by Sophie Mazowita
A dozen eyeballs, dangling from their sockets, stared up at me on my last walk through the woods. I was strolling through the forest on a gloomy Sunday afternoon, seeking out plants for a botany project, when I came across the startling sight. The small eyes stood out from ten yards away, stretched out on their swollen red arteries. A small black pupil marked the middle of each white, its stare drawing me in.
A few steps closer and I recognized my “observer” as a common yet ever-creepy resident of our woodlands: the 2-foot tall White baneberry (Actaea pachypoda). The plant is a member of the buttercup family, but it bears little resemblance to its golden-flowered relatives. It’s most aptly known as Doll’s eyes, and true to this moniker, each of its white berries looks like it has been plucked straight out of the head of a porcelain doll. Up to 30 of the fruits sit affixed to a stalk that towers over the plant’s leaves and turns a bright red as the summer progresses. The black “pupils” are actually the vestiges of some flower parts from earlier in the season.
The plants are poisonous to humans (though I doubt any would be tempted), but they offer food to birds. Imagine the sight of a bird pulling an “eye” from its thick red stalk and swallowing it whole! A visit to a hardwood or mixed forest will offer your best chance at viewing this spectacle; the baneberry plants grow in the shade below mature maple, basswood, and other broadleaf trees. The white berries should stand out above a dozen or more jagged-edged green leaflets that strech out horizontally, about a foot off the ground.
Doll’s eyes is but one of the attractions of early autumn woodlands. Most people would pick the spring as the prime time to view wildflowers; when trees are still bare, spring ephemerals like trilliums and trout lily put on a show on the sun-soaked forest floor. The end of the growing season, however, offers a whole other set of treasures. White baneberry’s eyes follow you through the woods until the frost hits. Jewelweed seed pods offer an explosive surprise to anyone who brushes past.
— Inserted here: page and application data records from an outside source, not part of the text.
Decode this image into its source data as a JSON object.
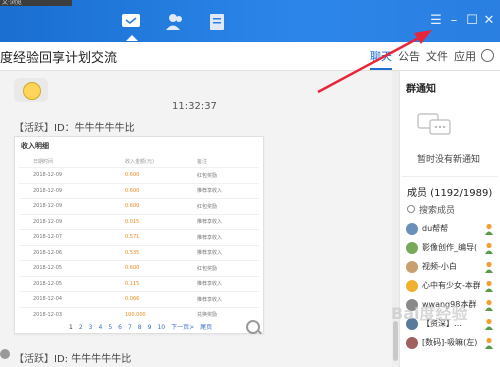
{
  "window": {
    "strip_text": "文·浏览",
    "tabs": [
      "chat",
      "contacts",
      "files"
    ],
    "controls": {
      "menu": "☰",
      "minimize": "–",
      "maximize": "☐",
      "close": "✕"
    }
  },
  "header": {
    "group_title": "度经验回享计划交流",
    "tabs": [
      {
        "label": "聊天",
        "active": true
      },
      {
        "label": "公告",
        "active": false
      },
      {
        "label": "文件",
        "active": false
      },
      {
        "label": "应用",
        "active": false
      }
    ]
  },
  "chat": {
    "time": "11:32:37",
    "messages": [
      {
        "role": "【活跃】",
        "id_label": "ID：牛牛牛牛牛比"
      },
      {
        "role": "【活跃】",
        "id_label": "ID: 牛牛牛牛牛比"
      }
    ],
    "card": {
      "title": "收入明细",
      "columns": [
        "日期时间",
        "收入金额(元)",
        "备注"
      ],
      "rows": [
        {
          "date": "2018-12-09",
          "amount": "0.600",
          "note": "红包奖励"
        },
        {
          "date": "2018-12-09",
          "amount": "0.600",
          "note": "推荐享收入"
        },
        {
          "date": "2018-12-09",
          "amount": "0.600",
          "note": "红包奖励"
        },
        {
          "date": "2018-12-09",
          "amount": "0.015",
          "note": "推荐享收入"
        },
        {
          "date": "2018-12-07",
          "amount": "0.571",
          "note": "推荐享收入"
        },
        {
          "date": "2018-12-06",
          "amount": "0.535",
          "note": "推荐享收入"
        },
        {
          "date": "2018-12-05",
          "amount": "0.600",
          "note": "红包奖励"
        },
        {
          "date": "2018-12-05",
          "amount": "0.115",
          "note": "推荐享收入"
        },
        {
          "date": "2018-12-04",
          "amount": "0.066",
          "note": "推荐享收入"
        },
        {
          "date": "2018-12-03",
          "amount": "100.000",
          "note": "兑换奖励"
        }
      ],
      "pager": [
        "1",
        "2",
        "3",
        "4",
        "5",
        "6",
        "7",
        "8",
        "9",
        "10",
        "下一页>",
        "尾页"
      ]
    }
  },
  "sidebar": {
    "notice_title": "群通知",
    "no_notice": "暂时没有新通知",
    "members_label": "成员 (1192/1989)",
    "search_placeholder": "搜索成员",
    "members": [
      {
        "name": "du帮帮",
        "color": "#6a8fb8"
      },
      {
        "name": "影像创作_编导(",
        "color": "#7aa85a"
      },
      {
        "name": "视频-小白",
        "color": "#c8a070"
      },
      {
        "name": "心中有少女-本群",
        "color": "#f0b030"
      },
      {
        "name": "wwang98本群",
        "color": "#8a8a8a"
      },
      {
        "name": "【资深】…",
        "color": "#5a7a9a"
      },
      {
        "name": "[数码]-吸嘛(左)",
        "color": "#a06060"
      }
    ]
  },
  "colors": {
    "brand": "#1a6fd1",
    "amount": "#e88c1f",
    "arrow": "#e8253a"
  },
  "watermark": "Bai度经验"
}
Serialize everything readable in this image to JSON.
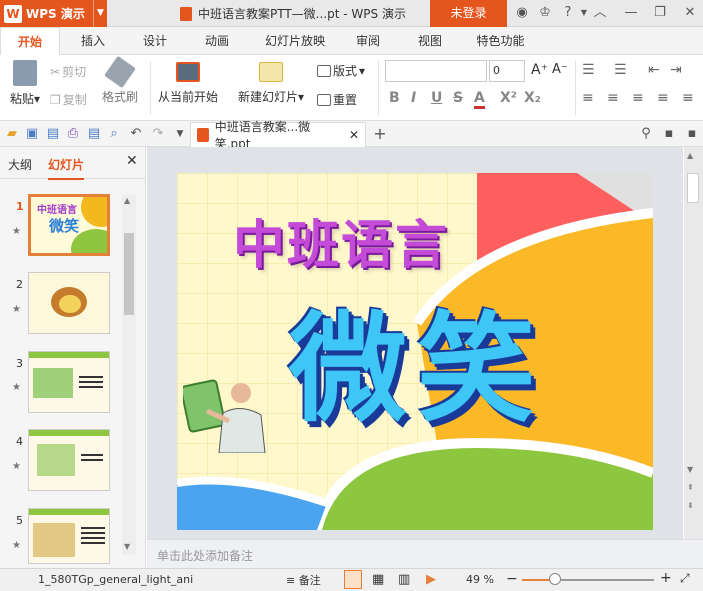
{
  "app": {
    "name": "WPS 演示",
    "title": "中班语言教案PTT—微...pt - WPS 演示",
    "login": "未登录"
  },
  "tabs": [
    "开始",
    "插入",
    "设计",
    "动画",
    "幻灯片放映",
    "审阅",
    "视图",
    "特色功能"
  ],
  "ribbon": {
    "paste": "粘贴",
    "cut": "剪切",
    "copy": "复制",
    "format_painter": "格式刷",
    "from_current": "从当前开始",
    "new_slide": "新建幻灯片",
    "layout": "版式",
    "reset": "重置",
    "font_size": "0"
  },
  "doc_tab": "中班语言教案...微笑.ppt",
  "left_pane": {
    "outline_tab": "大纲",
    "slides_tab": "幻灯片",
    "slide_numbers": [
      "1",
      "2",
      "3",
      "4",
      "5"
    ]
  },
  "slide": {
    "title1": "中班语言",
    "title2": "微笑",
    "thumb_title": "中班语言",
    "thumb_sub": "微笑"
  },
  "notes_placeholder": "单击此处添加备注",
  "status": {
    "template": "1_580TGp_general_light_ani",
    "notes": "备注",
    "zoom": "49 %",
    "zoom_fraction": 0.25
  }
}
Beech branches thick with fruit begin to drop their bounty, a favourite of black bears. A leisurely walk and discerning eye will offer many rewards.
What’s your latest discovery?